Most wedding ceremonies, Jewish or otherwise, include an exchange of rings. As circles, they are a sign of the union a couple wants to solidify through wedding rites. But in Judaism, the ring exchanged from groom to bride is actually a condition listed in the traditional ketubah, whereby the groom is actually acquiring the bride in exchange of a promise of a dowry. Since the ring sort of acts temporarily as actual money at the time of the exchange, it might be considered muksah, or something that is prohibited from being touched on Shabbat because it’s used for business. But as modern people, we understand that the groom isn’t buying the bride, and with double ring ceremonies being the standard for the modern couple, the ring exchange shouldn’t present a problem.
Breaking of the glass

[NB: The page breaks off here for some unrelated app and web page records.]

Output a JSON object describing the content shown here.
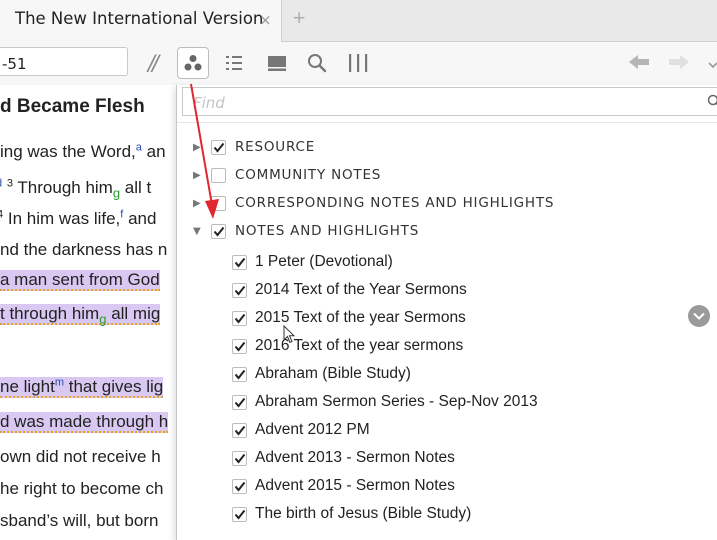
{
  "tab": {
    "title": "The New International Version",
    "close_glyph": "×",
    "add_glyph": "+"
  },
  "toolbar": {
    "reference_value": "-51",
    "parallel_glyph": "//",
    "icons": [
      "visual-filters-icon",
      "sections-icon",
      "panel-icon",
      "search-icon",
      "columns-icon",
      "back-arrow-icon",
      "forward-arrow-icon",
      "menu-caret-icon"
    ]
  },
  "bible": {
    "heading": "d Became Flesh",
    "lines": [
      {
        "before": "ing was the Word,",
        "sup": "a",
        "after": " an"
      },
      {
        "sup_d": "d",
        "vnum": "3",
        "text": "Through him",
        "tag": "g",
        "after": " all t"
      },
      {
        "vnum": "4",
        "text": "In him was life,",
        "sup": "f",
        "after": " and"
      },
      {
        "text": "nd the darkness has n"
      },
      {
        "text": "a man sent from God"
      },
      {
        "text": "t through him",
        "tag": "g",
        "after": " all mig"
      },
      {
        "text": "ne light",
        "sup": "m",
        "after": " that gives lig"
      },
      {
        "text": "d was made through h"
      },
      {
        "text": "own did not receive h"
      },
      {
        "text": "he right to become ch"
      },
      {
        "text": "sband’s will, but born"
      }
    ]
  },
  "filters": {
    "find_placeholder": "Find",
    "categories": [
      {
        "label": "RESOURCE",
        "expanded": false,
        "checked": true
      },
      {
        "label": "COMMUNITY NOTES",
        "expanded": false,
        "checked": false
      },
      {
        "label": "CORRESPONDING NOTES AND HIGHLIGHTS",
        "expanded": false,
        "checked": false
      },
      {
        "label": "NOTES AND HIGHLIGHTS",
        "expanded": true,
        "checked": true
      }
    ],
    "items": [
      "1 Peter (Devotional)",
      "2014 Text of the Year Sermons",
      "2015 Text of the year Sermons",
      "2016 Text of the year sermons",
      "Abraham (Bible Study)",
      "Abraham Sermon Series - Sep-Nov 2013",
      "Advent 2012 PM",
      "Advent 2013 - Sermon Notes",
      "Advent 2015 - Sermon Notes",
      "The birth of Jesus (Bible Study)"
    ]
  },
  "colors": {
    "highlight": "#d9c9f2",
    "squiggle": "#e3a325",
    "annotation_arrow": "#e0262f",
    "footnote": "#2a4bb3",
    "tag": "#2e9a2e"
  }
}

Humans are clumsy. We break things all the time, whether we intend to or not. But on the Sabbath, we’re not supposed to go out of our way to break something. There’s an actual prohibition against demolishing with intention! If you’ve been to any traditional Jewish weddings, you’ll notice that at the end of the ceremony, the groom steps on a glass—presumably to remind the couple of the fragility of a relationship if not cared for. But this is just one of many traditions at a Jewish wedding which can be included or excluded!

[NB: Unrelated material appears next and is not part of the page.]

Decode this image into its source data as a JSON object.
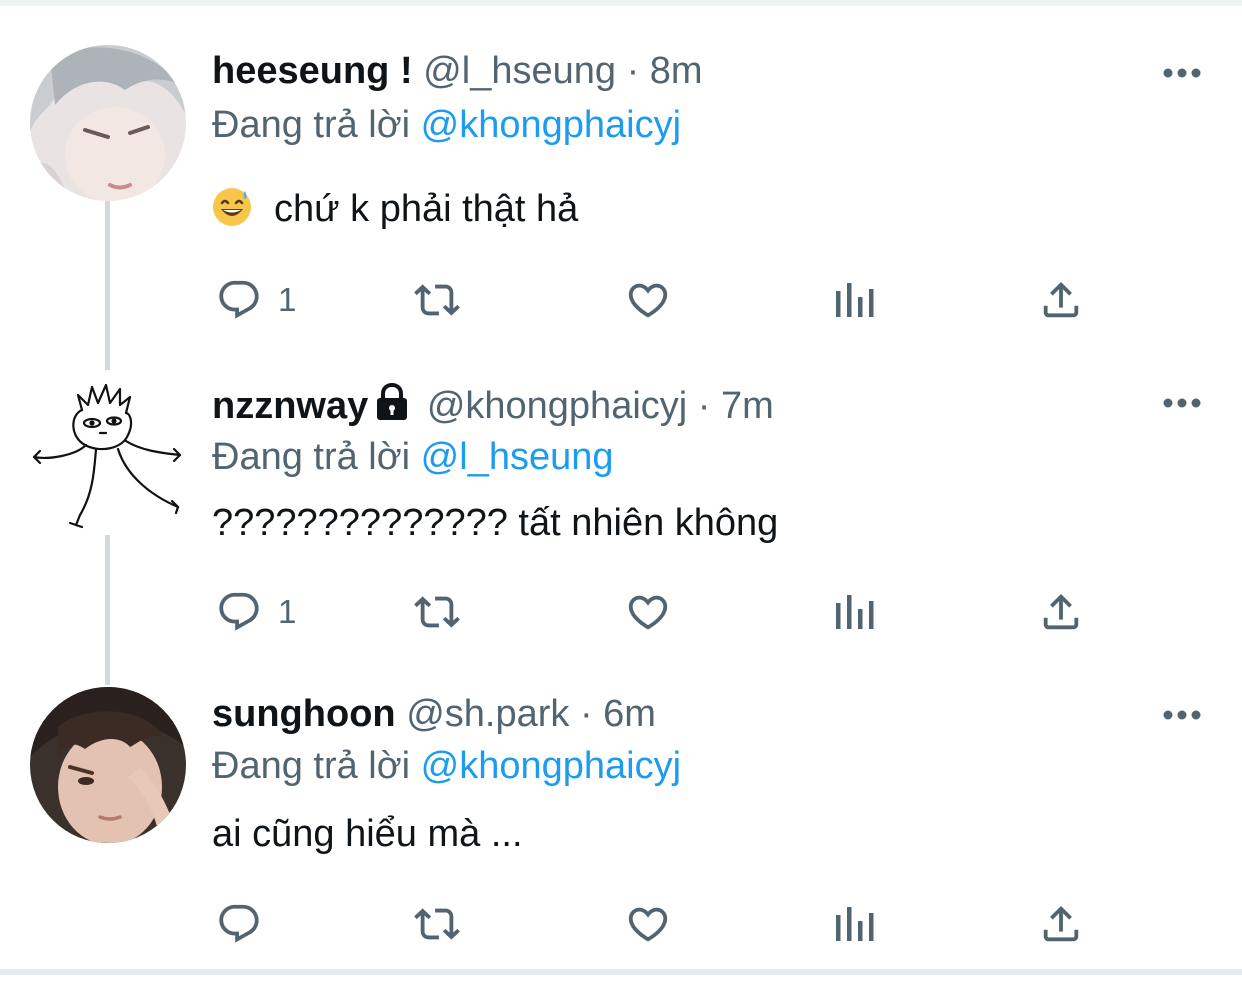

You, as a couple, might not care that much if you celebrate on a Friday night or a Saturday during the day, but depending on the community in which you live, your social group, your family… you may want to field out how your attendees feel about it. This is not about getting their approval or blessing, but making sure that your guests will attend! If you have family that are remotely observant of the Sabbath, you don’t want to make them pick between attending your wedding and attending their worship.
Another thing to ponder: If you’ve decided to get married on Shabbat and you also want Jewish elements in your ceremony, think about how you want to reconcile those two points. Fortunately for you, I’ve already thought about that and have some opinions on the matter…

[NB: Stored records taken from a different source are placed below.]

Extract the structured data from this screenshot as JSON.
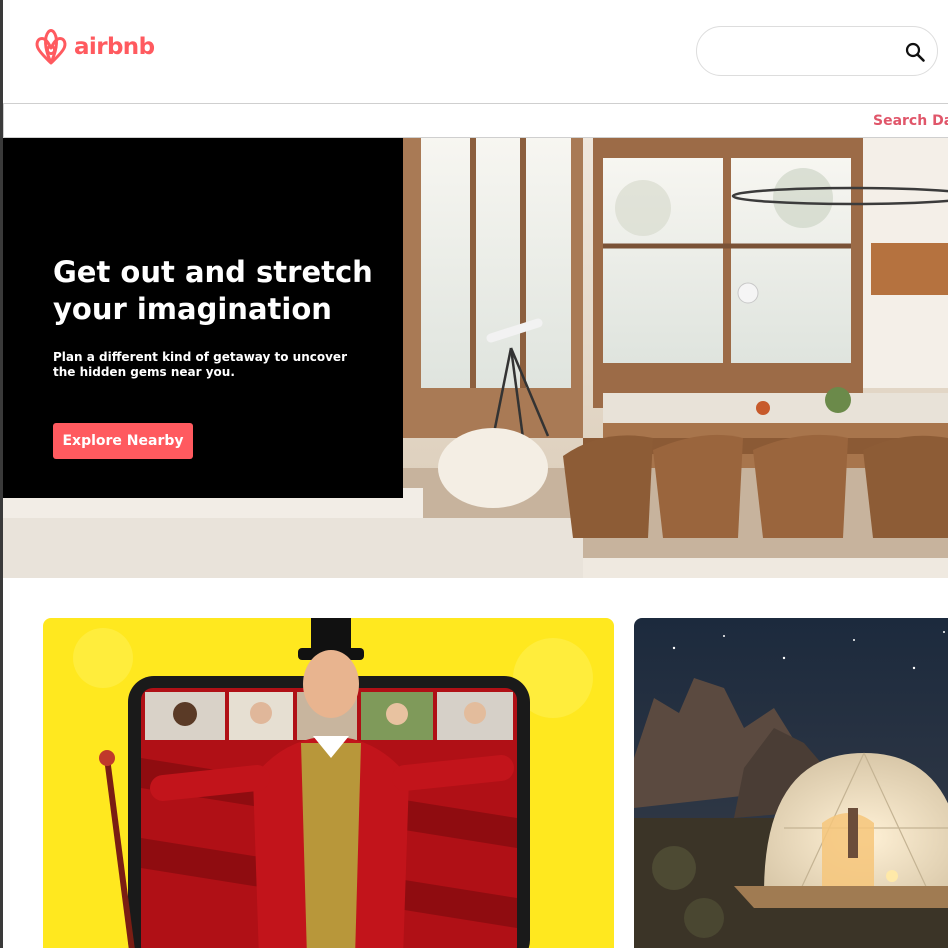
{
  "header": {
    "logo_text": "airbnb",
    "search": {
      "value": "",
      "placeholder": ""
    }
  },
  "subnav": {
    "search_dates_label": "Search Dat"
  },
  "hero": {
    "title": "Get out and stretch your imagination",
    "subtitle": "Plan a different kind of getaway to uncover the hidden gems near you.",
    "button_label": "Explore Nearby"
  },
  "icons": {
    "logo": "airbnb-logo-icon",
    "search": "search-icon"
  },
  "colors": {
    "brand": "#ff5a5f",
    "link": "#e0566a",
    "hero_panel": "#000000",
    "card_yellow": "#ffe81f"
  }
}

Why I officiate at weddings over Shabbat
Let me state from the outset: I’m not a traditional Jew. I’m not a halakhick Jew—meaning I do not observe or follow halakhah, which literally means “The Way” but actually refers to strict Jewish Law. I see Judaism as a path through which one might seek and find enlightenment, fulfillment, and connection to people and the world around us, but not a monolithic dogma which governs my every decision.
I find that many modern—and young—people understand and live their lives by the spirit of the law versus the letter of the law. So for me and for the couples I work with, tradition gets a vote, but not a veto. So the prohibitions of Shabbat are not as much a factor to me.
In fact, I think there are ways to look at the Sabbath and its symbols as things to synthesize into the wedding ceremony and its importance. For instance, according to the Jewish mystics (the kabbalists), at the Dawn of Creation, God filled the entire universe. In order to create the world, God had to contract and make room for the Earth, sun, moon and stars. In doing so, God broke apart into two—a male and female aspect. The female aspect descended to the Earth, while the male aspect stayed in the heavens. Every Friday evening, the two come together in a celestial wedding. This is where the term “Sabbath Bride” comes from. And since there is a celestial wedding, it can bless the wedding here on Earth!
On top of that, the Sabbath is traditionally a time to gather with friends and family, to share and reflect on that which is most important in one’s life. What could be more important and special than a wedding?
Ultimately, if a couple wants a wedding solemnized by a Jewish clergy person, wants aspects of Judaism brought into their wedding, and want to hold their celebration during the Sabbath, they’re going to do so, whether a Cantor or Rabbi agrees to or not. I seldom get asked to do so, but when I do, I want to be there fully for a couple, who at this singular time in their lives, need someone with whom they can craft a ceremony which will symbolize the future they will build together—and when they want to include elements of Judaism into that future, it means a potential for further Jewish learning and spirituality. And I’m happy to bless that.